Wayne State University Press, 1996 - 284 Seiten
This study offers an approach toward Renaissance literary production, demonstrating that antipoetic sentiment, previously dismissed as an unimportant aspect of Tudor-Stuart literary culture, constituted a significant shaping presence in Sidney, Spenser and Milton.
Was andere dazu sagen - Rezension schreiben
Es wurden keine Rezensionen gefunden.
When Is a Defense Not a Defense?
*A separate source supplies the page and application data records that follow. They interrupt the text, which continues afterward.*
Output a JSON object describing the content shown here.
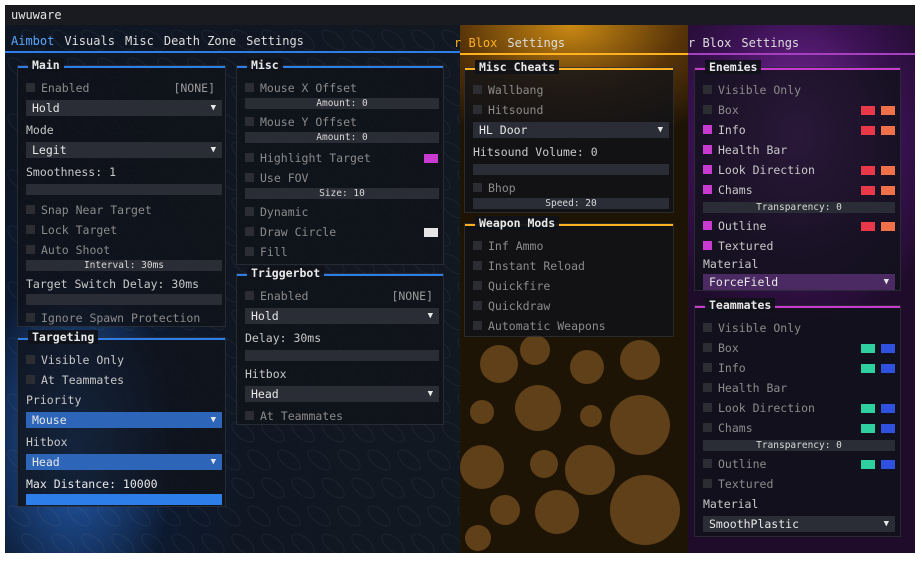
{
  "window": {
    "title": "uwuware"
  },
  "colors": {
    "blue": "#2d7ee8",
    "amber": "#ffb120",
    "purple": "#c93bd0"
  },
  "aimbot_window": {
    "tabs": [
      {
        "label": "Aimbot",
        "active": true
      },
      {
        "label": "Visuals",
        "active": false
      },
      {
        "label": "Misc",
        "active": false
      },
      {
        "label": "Death Zone",
        "active": false
      },
      {
        "label": "Settings",
        "active": false
      }
    ],
    "main": {
      "title": "Main",
      "enabled_label": "Enabled",
      "enabled_key": "[NONE]",
      "activation_value": "Hold",
      "mode_label": "Mode",
      "mode_value": "Legit",
      "smoothness_label": "Smoothness: 1",
      "snap_near_target": "Snap Near Target",
      "lock_target": "Lock Target",
      "auto_shoot": "Auto Shoot",
      "interval_label": "Interval: 30ms",
      "switch_delay_label": "Target Switch Delay: 30ms",
      "ignore_spawn": "Ignore Spawn Protection"
    },
    "targeting": {
      "title": "Targeting",
      "visible_only": "Visible Only",
      "at_teammates": "At Teammates",
      "priority_label": "Priority",
      "priority_value": "Mouse",
      "hitbox_label": "Hitbox",
      "hitbox_value": "Head",
      "max_distance_label": "Max Distance: 10000",
      "max_distance_fill": 1.0
    },
    "misc": {
      "title": "Misc",
      "mouse_x_offset": "Mouse X Offset",
      "amount_x": "Amount: 0",
      "mouse_y_offset": "Mouse Y Offset",
      "amount_y": "Amount: 0",
      "highlight_target": "Highlight Target",
      "use_fov": "Use FOV",
      "size_label": "Size: 10",
      "dynamic": "Dynamic",
      "draw_circle": "Draw Circle",
      "fill": "Fill"
    },
    "triggerbot": {
      "title": "Triggerbot",
      "enabled_label": "Enabled",
      "enabled_key": "[NONE]",
      "activation_value": "Hold",
      "delay_label": "Delay: 30ms",
      "hitbox_label": "Hitbox",
      "hitbox_value": "Head",
      "at_teammates": "At Teammates"
    }
  },
  "blox_window": {
    "tabs": [
      {
        "label": "r Blox",
        "active": true
      },
      {
        "label": "Settings",
        "active": false
      }
    ],
    "misc_cheats": {
      "title": "Misc Cheats",
      "wallbang": "Wallbang",
      "hitsound": "Hitsound",
      "hitsound_value": "HL Door",
      "hitsound_volume_label": "Hitsound Volume: 0",
      "bhop": "Bhop",
      "speed_label": "Speed: 20"
    },
    "weapon_mods": {
      "title": "Weapon Mods",
      "inf_ammo": "Inf Ammo",
      "instant_reload": "Instant Reload",
      "quickfire": "Quickfire",
      "quickdraw": "Quickdraw",
      "automatic_weapons": "Automatic Weapons"
    }
  },
  "visuals_window": {
    "tabs": [
      {
        "label": "r Blox",
        "active": false
      },
      {
        "label": "Settings",
        "active": false
      }
    ],
    "enemies": {
      "title": "Enemies",
      "visible_only": "Visible Only",
      "box": "Box",
      "info": "Info",
      "health_bar": "Health Bar",
      "look_direction": "Look Direction",
      "chams": "Chams",
      "transparency_label": "Transparency: 0",
      "outline": "Outline",
      "textured": "Textured",
      "material_label": "Material",
      "material_value": "ForceField"
    },
    "teammates": {
      "title": "Teammates",
      "visible_only": "Visible Only",
      "box": "Box",
      "info": "Info",
      "health_bar": "Health Bar",
      "look_direction": "Look Direction",
      "chams": "Chams",
      "transparency_label": "Transparency: 0",
      "outline": "Outline",
      "textured": "Textured",
      "material_label": "Material",
      "material_value": "SmoothPlastic"
    }
  }
}
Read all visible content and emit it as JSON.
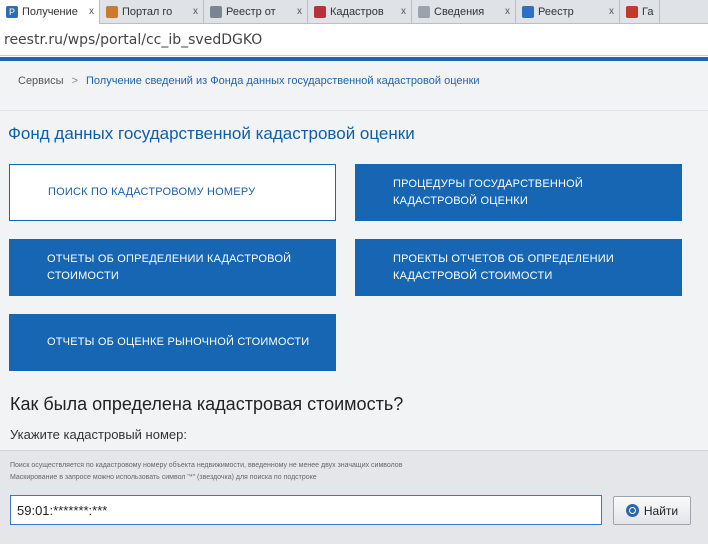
{
  "browser": {
    "tabs": [
      {
        "label": "Получение",
        "icon": "page-icon",
        "color": "#2b6cb3",
        "active": true
      },
      {
        "label": "Портал го",
        "icon": "portal-icon",
        "color": "#c97a2b",
        "active": false
      },
      {
        "label": "Реестр от",
        "icon": "registry-icon",
        "color": "#7a8593",
        "active": false
      },
      {
        "label": "Кадастров",
        "icon": "map-icon",
        "color": "#b8323a",
        "active": false
      },
      {
        "label": "Сведения",
        "icon": "document-icon",
        "color": "#9aa3ad",
        "active": false
      },
      {
        "label": "Реестр",
        "icon": "refresh-icon",
        "color": "#2f6fbf",
        "active": false
      },
      {
        "label": "Га",
        "icon": "gov-icon",
        "color": "#c0392b",
        "active": false
      }
    ],
    "close_glyph": "x",
    "url": "reestr.ru/wps/portal/cc_ib_svedDGKO"
  },
  "breadcrumb": {
    "root": "Сервисы",
    "separator": ">",
    "current": "Получение сведений из Фонда данных государственной кадастровой оценки"
  },
  "page_title": "Фонд данных государственной кадастровой оценки",
  "tiles": [
    {
      "label": "Поиск по кадастровому номеру",
      "style": "outline"
    },
    {
      "label": "Процедуры государственной кадастровой оценки",
      "style": "filled"
    },
    {
      "label": "Отчеты об определении кадастровой стоимости",
      "style": "filled"
    },
    {
      "label": "Проекты отчетов об определении кадастровой стоимости",
      "style": "filled"
    },
    {
      "label": "Отчеты об оценке рыночной стоимости",
      "style": "filled"
    }
  ],
  "question": "Как была определена кадастровая стоимость?",
  "search": {
    "label": "Укажите кадастровый номер:",
    "hint_line1": "Поиск осуществляется по кадастровому номеру объекта недвижимости, введенному не менее двух значащих символов",
    "hint_line2": "Маскирование в запросе можно использовать символ \"*\" (звездочка) для поиска по подстроке",
    "input_value": "59:01:*******:***",
    "button_label": "Найти",
    "button_icon": "search-icon"
  },
  "colors": {
    "accent": "#1666b4",
    "title": "#0e5fa8",
    "link": "#1e63b0"
  }
}
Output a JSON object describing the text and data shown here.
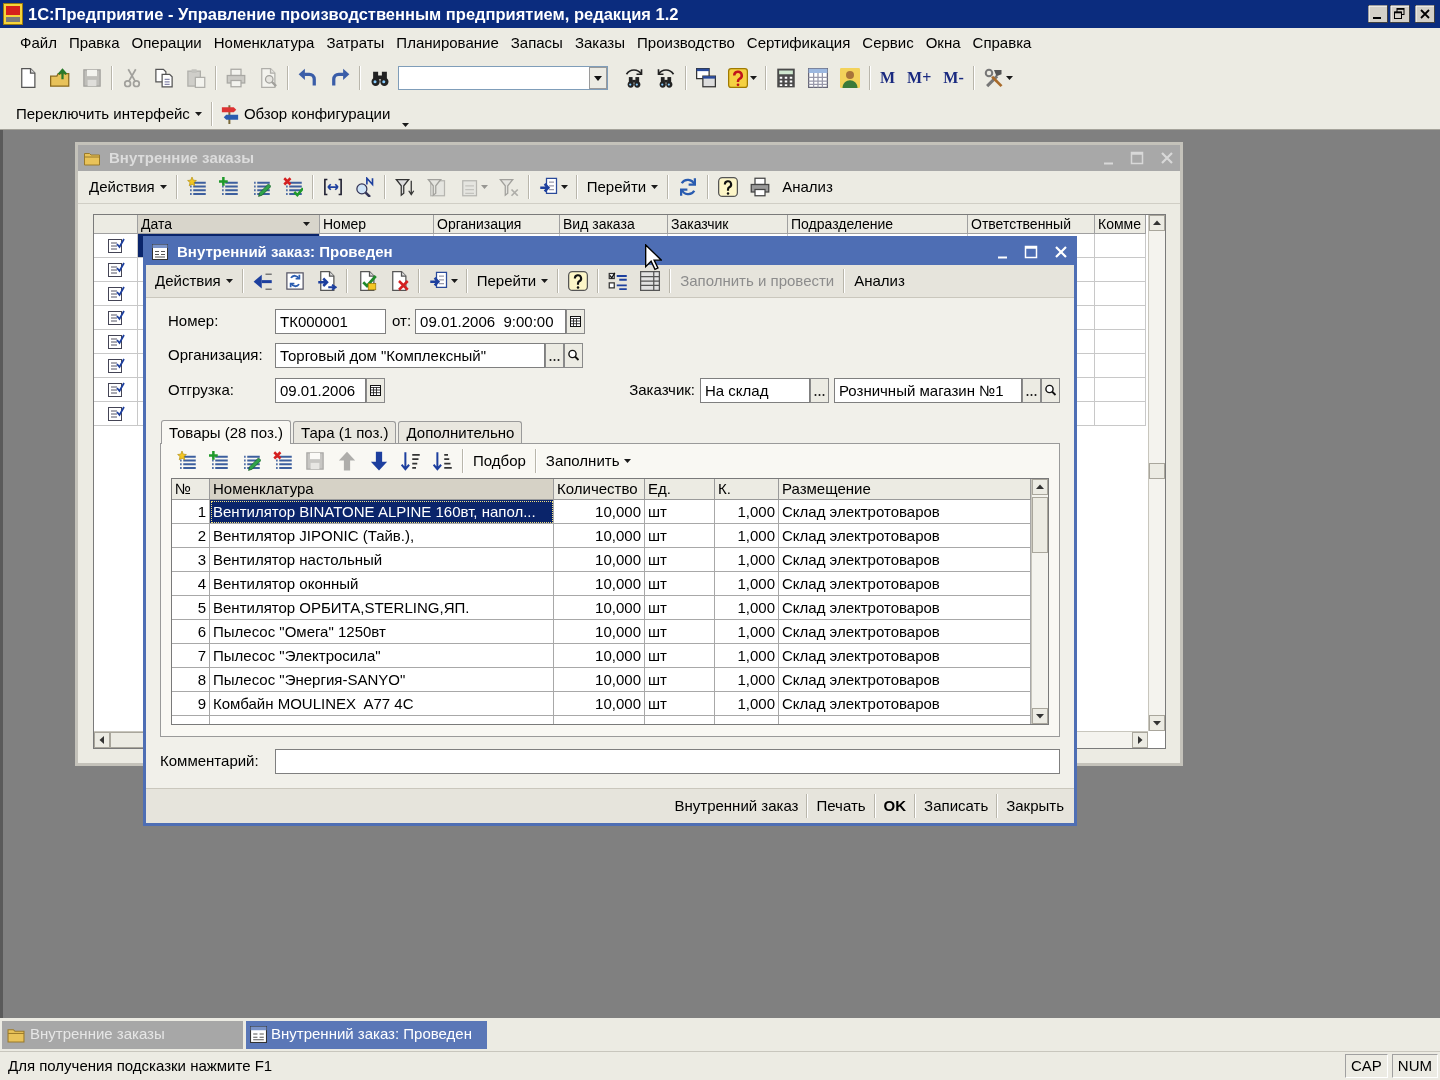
{
  "app": {
    "title": "1С:Предприятие - Управление производственным предприятием, редакция 1.2"
  },
  "menu": [
    "Файл",
    "Правка",
    "Операции",
    "Номенклатура",
    "Затраты",
    "Планирование",
    "Запасы",
    "Заказы",
    "Производство",
    "Сертификация",
    "Сервис",
    "Окна",
    "Справка"
  ],
  "toolbar": [
    {
      "kind": "icon",
      "disabled": false
    },
    {
      "kind": "icon",
      "disabled": false
    },
    {
      "kind": "icon",
      "disabled": true
    },
    {
      "kind": "separator"
    },
    {
      "kind": "icon",
      "disabled": true
    },
    {
      "kind": "icon",
      "disabled": false
    },
    {
      "kind": "icon",
      "disabled": true
    },
    {
      "kind": "separator"
    },
    {
      "kind": "icon",
      "disabled": true
    },
    {
      "kind": "icon",
      "disabled": true
    },
    {
      "kind": "separator"
    },
    {
      "kind": "icon",
      "disabled": false
    },
    {
      "kind": "icon",
      "disabled": false
    },
    {
      "kind": "separator"
    },
    {
      "kind": "icon",
      "disabled": false
    },
    {
      "kind": "combo",
      "disabled": false
    },
    {
      "kind": "icon",
      "disabled": false
    },
    {
      "kind": "icon",
      "disabled": false
    },
    {
      "kind": "separator"
    },
    {
      "kind": "icon",
      "disabled": false
    },
    {
      "kind": "icon_menu",
      "disabled": false
    },
    {
      "kind": "separator"
    },
    {
      "kind": "icon",
      "disabled": false
    },
    {
      "kind": "icon",
      "disabled": false
    },
    {
      "kind": "icon",
      "disabled": false
    },
    {
      "kind": "separator"
    },
    {
      "kind": "memory",
      "label": "M",
      "disabled": false
    },
    {
      "kind": "memory",
      "label": "M+",
      "disabled": false
    },
    {
      "kind": "memory",
      "label": "M-",
      "disabled": false
    },
    {
      "kind": "separator"
    },
    {
      "kind": "icon_menu",
      "disabled": false
    }
  ],
  "toolbar_2": [
    {
      "kind": "text_menu",
      "label": "Переключить интерфейс",
      "disabled": false
    },
    {
      "kind": "separator"
    },
    {
      "kind": "icon_text",
      "label": "Обзор конфигурации",
      "disabled": false
    },
    {
      "kind": "overflow"
    }
  ],
  "orders_window": {
    "title": "Внутренние заказы",
    "active": false,
    "toolbar": [
      {
        "kind": "text_menu",
        "label": "Действия",
        "disabled": false
      },
      {
        "kind": "separator"
      },
      {
        "kind": "icon",
        "disabled": false
      },
      {
        "kind": "icon",
        "disabled": false
      },
      {
        "kind": "icon",
        "disabled": false
      },
      {
        "kind": "icon",
        "disabled": false
      },
      {
        "kind": "separator"
      },
      {
        "kind": "icon",
        "disabled": false
      },
      {
        "kind": "icon",
        "disabled": false
      },
      {
        "kind": "separator"
      },
      {
        "kind": "icon",
        "disabled": false
      },
      {
        "kind": "icon",
        "disabled": true
      },
      {
        "kind": "icon_menu",
        "disabled": true
      },
      {
        "kind": "icon",
        "disabled": true
      },
      {
        "kind": "separator"
      },
      {
        "kind": "icon_menu",
        "disabled": false
      },
      {
        "kind": "separator"
      },
      {
        "kind": "text_menu",
        "label": "Перейти",
        "disabled": false
      },
      {
        "kind": "separator"
      },
      {
        "kind": "icon",
        "disabled": false
      },
      {
        "kind": "separator"
      },
      {
        "kind": "icon",
        "disabled": false
      },
      {
        "kind": "icon",
        "disabled": false
      },
      {
        "kind": "text",
        "label": "Анализ",
        "disabled": false
      }
    ],
    "columns": [
      {
        "label": "Дата",
        "sorted": true
      },
      {
        "label": "Номер",
        "sorted": false
      },
      {
        "label": "Организация",
        "sorted": false
      },
      {
        "label": "Вид заказа",
        "sorted": false
      },
      {
        "label": "Заказчик",
        "sorted": false
      },
      {
        "label": "Подразделение",
        "sorted": false
      },
      {
        "label": "Ответственный",
        "sorted": false
      },
      {
        "label": "Комме",
        "sorted": false
      }
    ],
    "rows": [
      {
        "selected": true
      },
      {
        "selected": false
      },
      {
        "selected": false
      },
      {
        "selected": false
      },
      {
        "selected": false
      },
      {
        "selected": false
      },
      {
        "selected": false
      },
      {
        "selected": false
      }
    ]
  },
  "order_dialog": {
    "title": "Внутренний заказ: Проведен",
    "active": true,
    "toolbar": [
      {
        "kind": "text_menu",
        "label": "Действия",
        "disabled": false
      },
      {
        "kind": "separator"
      },
      {
        "kind": "icon",
        "disabled": false
      },
      {
        "kind": "icon",
        "disabled": false
      },
      {
        "kind": "icon",
        "disabled": false
      },
      {
        "kind": "separator"
      },
      {
        "kind": "icon",
        "disabled": false
      },
      {
        "kind": "icon",
        "disabled": false
      },
      {
        "kind": "separator"
      },
      {
        "kind": "icon_menu",
        "disabled": false
      },
      {
        "kind": "separator"
      },
      {
        "kind": "text_menu",
        "label": "Перейти",
        "disabled": false
      },
      {
        "kind": "separator"
      },
      {
        "kind": "icon",
        "disabled": false
      },
      {
        "kind": "separator"
      },
      {
        "kind": "icon",
        "disabled": false
      },
      {
        "kind": "icon",
        "disabled": false
      },
      {
        "kind": "separator"
      },
      {
        "kind": "text",
        "label": "Заполнить и провести",
        "disabled": true
      },
      {
        "kind": "separator"
      },
      {
        "kind": "text",
        "label": "Анализ",
        "disabled": false
      }
    ],
    "number": {
      "label": "Номер:",
      "value": "ТК000001"
    },
    "date": {
      "label": "от:",
      "value": "09.01.2006  9:00:00"
    },
    "organization": {
      "label": "Организация:",
      "value": "Торговый дом \"Комплексный\""
    },
    "shipment": {
      "label": "Отгрузка:",
      "value": "09.01.2006"
    },
    "customer": {
      "label": "Заказчик:",
      "values": [
        "На склад",
        "Розничный магазин №1"
      ]
    },
    "tabs": [
      {
        "label": "Товары (28 поз.)",
        "selected": true
      },
      {
        "label": "Тара (1 поз.)",
        "selected": false
      },
      {
        "label": "Дополнительно",
        "selected": false
      }
    ],
    "table_toolbar": [
      {
        "kind": "icon",
        "disabled": false
      },
      {
        "kind": "icon",
        "disabled": false
      },
      {
        "kind": "icon",
        "disabled": false
      },
      {
        "kind": "icon",
        "disabled": false
      },
      {
        "kind": "icon",
        "disabled": true
      },
      {
        "kind": "icon",
        "disabled": true
      },
      {
        "kind": "icon",
        "disabled": false
      },
      {
        "kind": "icon",
        "disabled": false
      },
      {
        "kind": "icon",
        "disabled": false
      },
      {
        "kind": "separator"
      },
      {
        "kind": "text",
        "label": "Подбор",
        "disabled": false
      },
      {
        "kind": "separator"
      },
      {
        "kind": "text_menu",
        "label": "Заполнить",
        "disabled": false
      }
    ],
    "table": {
      "columns": [
        {
          "label": "№",
          "highlighted": false
        },
        {
          "label": "Номенклатура",
          "highlighted": true
        },
        {
          "label": "Количество",
          "highlighted": false
        },
        {
          "label": "Ед.",
          "highlighted": false
        },
        {
          "label": "К.",
          "highlighted": false
        },
        {
          "label": "Размещение",
          "highlighted": false
        }
      ],
      "rows": [
        {
          "number": "1",
          "name": "Вентилятор BINATONE ALPINE 160вт, напол...",
          "quantity": "10,000",
          "unit": "шт",
          "k": "1,000",
          "location": "Склад электротоваров",
          "selected": true
        },
        {
          "number": "2",
          "name": "Вентилятор JIPONIC (Тайв.),",
          "quantity": "10,000",
          "unit": "шт",
          "k": "1,000",
          "location": "Склад электротоваров",
          "selected": false
        },
        {
          "number": "3",
          "name": "Вентилятор настольный",
          "quantity": "10,000",
          "unit": "шт",
          "k": "1,000",
          "location": "Склад электротоваров",
          "selected": false
        },
        {
          "number": "4",
          "name": "Вентилятор оконный",
          "quantity": "10,000",
          "unit": "шт",
          "k": "1,000",
          "location": "Склад электротоваров",
          "selected": false
        },
        {
          "number": "5",
          "name": "Вентилятор ОРБИТА,STERLING,ЯП.",
          "quantity": "10,000",
          "unit": "шт",
          "k": "1,000",
          "location": "Склад электротоваров",
          "selected": false
        },
        {
          "number": "6",
          "name": "Пылесос \"Омега\" 1250вт",
          "quantity": "10,000",
          "unit": "шт",
          "k": "1,000",
          "location": "Склад электротоваров",
          "selected": false
        },
        {
          "number": "7",
          "name": "Пылесос \"Электросила\"",
          "quantity": "10,000",
          "unit": "шт",
          "k": "1,000",
          "location": "Склад электротоваров",
          "selected": false
        },
        {
          "number": "8",
          "name": "Пылесос \"Энергия-SANYO\"",
          "quantity": "10,000",
          "unit": "шт",
          "k": "1,000",
          "location": "Склад электротоваров",
          "selected": false
        },
        {
          "number": "9",
          "name": "Комбайн MOULINEX  A77 4C",
          "quantity": "10,000",
          "unit": "шт",
          "k": "1,000",
          "location": "Склад электротоваров",
          "selected": false
        }
      ]
    },
    "comment": {
      "label": "Комментарий:"
    },
    "buttons": [
      {
        "label": "Внутренний заказ",
        "default": false
      },
      {
        "label": "Печать",
        "default": false
      },
      {
        "label": "OK",
        "default": true
      },
      {
        "label": "Записать",
        "default": false
      },
      {
        "label": "Закрыть",
        "default": false
      }
    ]
  },
  "taskbar": [
    {
      "kind": "list",
      "label": "Внутренние заказы",
      "selected": false
    },
    {
      "kind": "document",
      "label": "Внутренний заказ: Проведен",
      "selected": true
    }
  ],
  "status_bar": {
    "hint": "Для получения подсказки нажмите F1",
    "indicators": [
      "CAP",
      "NUM"
    ]
  }
}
Sidneys Paradoxical
Miltons Early Poetry and
Abuse according allow Anatomy of Melancholy answer antipoetic sentiment Apology appear argues argument artistic assertion associated Astrophil attacks authority begins Book Calender calls Cambridge cause chapter charges claim clearly Colin common Comus created critics dangers defense delight demonstrates Denny desire discourse early Elizabethan emphasis English epigrams example Faerie Queene fall false fiction follow further given gives Gosson hand idle imagination John King later letter lines literary London matter means Milton mind moral Muse Muse-haters nature never noted original play poem poet poetic poetry poetry's political position present Protestant question quoted reader reason references rejection Renaissance represents rhetorical Robert Schoole sense Shepheardes Sidney Sidney's song Sonnet Spenser Stella Studies suggests things Thomas tion truth turn Tyndale University Press verse virtue writes wrong York